The two return to New England. At school, Charlie and George are subjected to a formal inquiry in front of the student body and the student/faculty disciplinary committee. As headmaster Trask is opening the proceedings, Slade unexpectedly returns to the school, joining Charlie on the auditorium stage for support. For his defense, George has enlisted the help of his wealthy father, and divulges the names of the perpetrators, qualifying that his vision was not clear. When pressed for more details, George passes the burden to Charlie. Although struggling with his decision, Charlie gives no information, so Trask recommends Charlie's expulsion.
At this, Slade cannot contain himself and launches into a passionate speech defending Charlie and questioning the integrity of a system that rewards informing on classmates. He tells them that Charlie has shown integrity in his actions and insists the committee not expel him because this is what great leaders are made of, and promises he will make them proud in the future. The disciplinary committee decides to place on probation the students named by George, and to give George neither recognition nor commendation for his testimony.
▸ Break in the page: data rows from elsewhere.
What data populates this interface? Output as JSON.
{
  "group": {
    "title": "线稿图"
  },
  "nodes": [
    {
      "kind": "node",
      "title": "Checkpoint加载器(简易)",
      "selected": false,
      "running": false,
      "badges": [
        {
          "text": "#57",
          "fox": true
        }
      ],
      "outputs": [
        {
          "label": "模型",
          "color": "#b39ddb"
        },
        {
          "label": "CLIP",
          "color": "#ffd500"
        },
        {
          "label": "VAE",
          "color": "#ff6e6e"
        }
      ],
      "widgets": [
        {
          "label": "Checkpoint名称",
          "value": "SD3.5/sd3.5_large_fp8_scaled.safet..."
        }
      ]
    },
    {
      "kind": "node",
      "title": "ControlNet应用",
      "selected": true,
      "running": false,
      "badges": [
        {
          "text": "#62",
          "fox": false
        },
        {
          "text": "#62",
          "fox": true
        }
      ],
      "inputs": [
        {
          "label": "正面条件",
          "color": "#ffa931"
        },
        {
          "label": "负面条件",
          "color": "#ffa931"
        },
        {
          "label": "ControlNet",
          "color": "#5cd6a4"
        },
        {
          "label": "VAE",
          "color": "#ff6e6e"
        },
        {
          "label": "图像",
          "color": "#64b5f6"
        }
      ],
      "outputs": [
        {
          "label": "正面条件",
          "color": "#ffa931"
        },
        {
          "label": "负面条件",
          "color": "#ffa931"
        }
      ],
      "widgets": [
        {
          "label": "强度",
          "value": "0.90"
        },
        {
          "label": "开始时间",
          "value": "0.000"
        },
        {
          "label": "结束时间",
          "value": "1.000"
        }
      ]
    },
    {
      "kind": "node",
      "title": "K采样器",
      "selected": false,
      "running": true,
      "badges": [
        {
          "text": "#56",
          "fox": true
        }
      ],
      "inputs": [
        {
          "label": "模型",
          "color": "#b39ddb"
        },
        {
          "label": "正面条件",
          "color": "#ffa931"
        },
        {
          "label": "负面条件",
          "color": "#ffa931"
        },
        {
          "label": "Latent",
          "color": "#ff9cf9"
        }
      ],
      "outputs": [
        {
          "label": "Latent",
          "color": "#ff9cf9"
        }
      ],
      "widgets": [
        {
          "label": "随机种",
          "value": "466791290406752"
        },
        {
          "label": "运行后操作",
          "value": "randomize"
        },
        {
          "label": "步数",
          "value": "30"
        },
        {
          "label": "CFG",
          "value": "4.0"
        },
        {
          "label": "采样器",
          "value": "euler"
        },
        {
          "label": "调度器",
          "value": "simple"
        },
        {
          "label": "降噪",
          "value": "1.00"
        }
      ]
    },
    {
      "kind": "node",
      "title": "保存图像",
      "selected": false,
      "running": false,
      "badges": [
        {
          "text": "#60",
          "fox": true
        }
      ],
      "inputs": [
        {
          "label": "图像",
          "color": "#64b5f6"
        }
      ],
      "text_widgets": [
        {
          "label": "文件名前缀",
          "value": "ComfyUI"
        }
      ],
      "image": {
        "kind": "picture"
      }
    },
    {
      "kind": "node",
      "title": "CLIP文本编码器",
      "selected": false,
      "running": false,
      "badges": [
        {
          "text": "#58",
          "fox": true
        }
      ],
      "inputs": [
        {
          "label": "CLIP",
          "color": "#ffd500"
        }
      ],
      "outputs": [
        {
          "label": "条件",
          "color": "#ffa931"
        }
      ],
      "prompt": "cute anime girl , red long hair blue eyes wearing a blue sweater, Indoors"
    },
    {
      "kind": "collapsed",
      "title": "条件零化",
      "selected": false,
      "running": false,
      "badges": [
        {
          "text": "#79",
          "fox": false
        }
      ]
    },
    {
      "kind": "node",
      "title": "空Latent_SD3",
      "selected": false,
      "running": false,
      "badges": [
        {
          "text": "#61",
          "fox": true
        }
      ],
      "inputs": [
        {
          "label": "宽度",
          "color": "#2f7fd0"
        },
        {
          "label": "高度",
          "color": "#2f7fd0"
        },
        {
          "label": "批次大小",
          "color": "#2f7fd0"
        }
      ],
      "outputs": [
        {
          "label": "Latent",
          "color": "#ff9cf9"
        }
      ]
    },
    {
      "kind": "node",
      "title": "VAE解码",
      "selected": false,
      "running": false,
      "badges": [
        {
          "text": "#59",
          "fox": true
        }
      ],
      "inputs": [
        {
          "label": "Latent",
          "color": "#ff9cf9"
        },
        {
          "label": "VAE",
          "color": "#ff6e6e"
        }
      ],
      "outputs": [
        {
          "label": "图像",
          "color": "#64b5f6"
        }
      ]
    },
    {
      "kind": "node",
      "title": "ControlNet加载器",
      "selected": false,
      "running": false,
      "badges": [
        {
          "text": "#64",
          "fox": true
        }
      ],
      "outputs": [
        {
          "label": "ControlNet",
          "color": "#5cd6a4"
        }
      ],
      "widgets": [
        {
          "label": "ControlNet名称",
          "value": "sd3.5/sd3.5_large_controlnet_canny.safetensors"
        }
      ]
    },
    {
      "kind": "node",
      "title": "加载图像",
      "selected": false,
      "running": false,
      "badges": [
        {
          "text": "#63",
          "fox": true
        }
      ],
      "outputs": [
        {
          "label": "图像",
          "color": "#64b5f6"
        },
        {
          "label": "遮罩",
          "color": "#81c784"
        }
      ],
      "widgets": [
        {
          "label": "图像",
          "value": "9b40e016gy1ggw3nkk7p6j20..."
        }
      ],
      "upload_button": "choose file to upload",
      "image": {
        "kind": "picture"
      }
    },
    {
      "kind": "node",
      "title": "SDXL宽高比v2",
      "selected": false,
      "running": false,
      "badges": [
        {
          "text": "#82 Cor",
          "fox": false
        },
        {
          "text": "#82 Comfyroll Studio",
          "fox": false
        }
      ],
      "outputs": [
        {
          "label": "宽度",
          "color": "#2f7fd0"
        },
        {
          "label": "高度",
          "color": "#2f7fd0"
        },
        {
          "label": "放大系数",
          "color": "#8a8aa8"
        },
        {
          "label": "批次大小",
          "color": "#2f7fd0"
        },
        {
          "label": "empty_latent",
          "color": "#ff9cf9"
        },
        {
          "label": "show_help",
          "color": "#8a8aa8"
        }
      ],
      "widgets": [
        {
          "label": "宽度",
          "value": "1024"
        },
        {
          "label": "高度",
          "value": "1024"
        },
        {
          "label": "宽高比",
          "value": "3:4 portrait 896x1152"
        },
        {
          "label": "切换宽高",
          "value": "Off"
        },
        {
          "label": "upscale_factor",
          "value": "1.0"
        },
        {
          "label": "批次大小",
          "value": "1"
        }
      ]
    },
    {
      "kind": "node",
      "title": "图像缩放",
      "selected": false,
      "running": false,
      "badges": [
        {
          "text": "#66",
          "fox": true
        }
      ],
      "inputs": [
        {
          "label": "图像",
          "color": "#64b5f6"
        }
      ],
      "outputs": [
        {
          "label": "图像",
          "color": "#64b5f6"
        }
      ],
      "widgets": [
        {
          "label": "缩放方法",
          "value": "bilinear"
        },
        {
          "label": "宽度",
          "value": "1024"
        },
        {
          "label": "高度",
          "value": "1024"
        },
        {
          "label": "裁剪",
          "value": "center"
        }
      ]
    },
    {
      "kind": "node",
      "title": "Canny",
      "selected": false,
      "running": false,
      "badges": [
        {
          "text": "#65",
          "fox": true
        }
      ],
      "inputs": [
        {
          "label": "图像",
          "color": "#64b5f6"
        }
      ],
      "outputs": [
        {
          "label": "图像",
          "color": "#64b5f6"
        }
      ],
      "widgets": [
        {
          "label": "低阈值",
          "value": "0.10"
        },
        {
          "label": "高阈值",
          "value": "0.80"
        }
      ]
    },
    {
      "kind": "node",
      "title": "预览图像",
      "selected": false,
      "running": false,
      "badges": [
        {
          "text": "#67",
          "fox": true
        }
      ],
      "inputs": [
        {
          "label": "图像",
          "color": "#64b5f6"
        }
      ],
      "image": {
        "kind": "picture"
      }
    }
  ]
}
They excuse Charlie from any punishment and allow him to have no further involvement in the inquiries, to thunderous applause from the student body.
As Charlie escorts Slade to his limo, a female political science teacher, Christine Downes, who was part of the disciplinary committee, approaches Slade, commending him for his speech. Seeing a spark between them, Charlie tells Ms. Downes that Slade served on President Lyndon Johnson's staff.
Charlie takes Slade home. The colonel walks towards his house and greets his niece's young children happily as Charlie watches by the limo.
- Al Pacino as Lieutenant Colonel Frank Slade
- Chris O'Donnell as Charlie Simms
- James Rebhorn as Mr. Trask
- Gabrielle Anwar as Donna
- Philip Seymour Hoffman as George Willis, Jr.
- Gene Canfield as Manny
- Richard Venture as William "W.R." Slade
- Bradley Whitford as Randy Slade
- June Squibb as Mrs. Hunsaker
- Frances Conroy as Christine Downes
- Rochelle Oliver as Gretchen Slade
- Tom Riis Farrell as Garry Slade
- Nicholas Sadler as Harry Havemeyer
- Todd Louiso as Trent Potter
- Matt Smith as Jimmy Jameson
- Ron Eldard as Officer Gore
- Margaret Eginton as Gail
- Sally Murphy as Karen Rossi
- Michael Feldman as Donny Rossi
- Julian and Max Stein as Willie Rossi
- Leonard Gaines as Freddie Bisco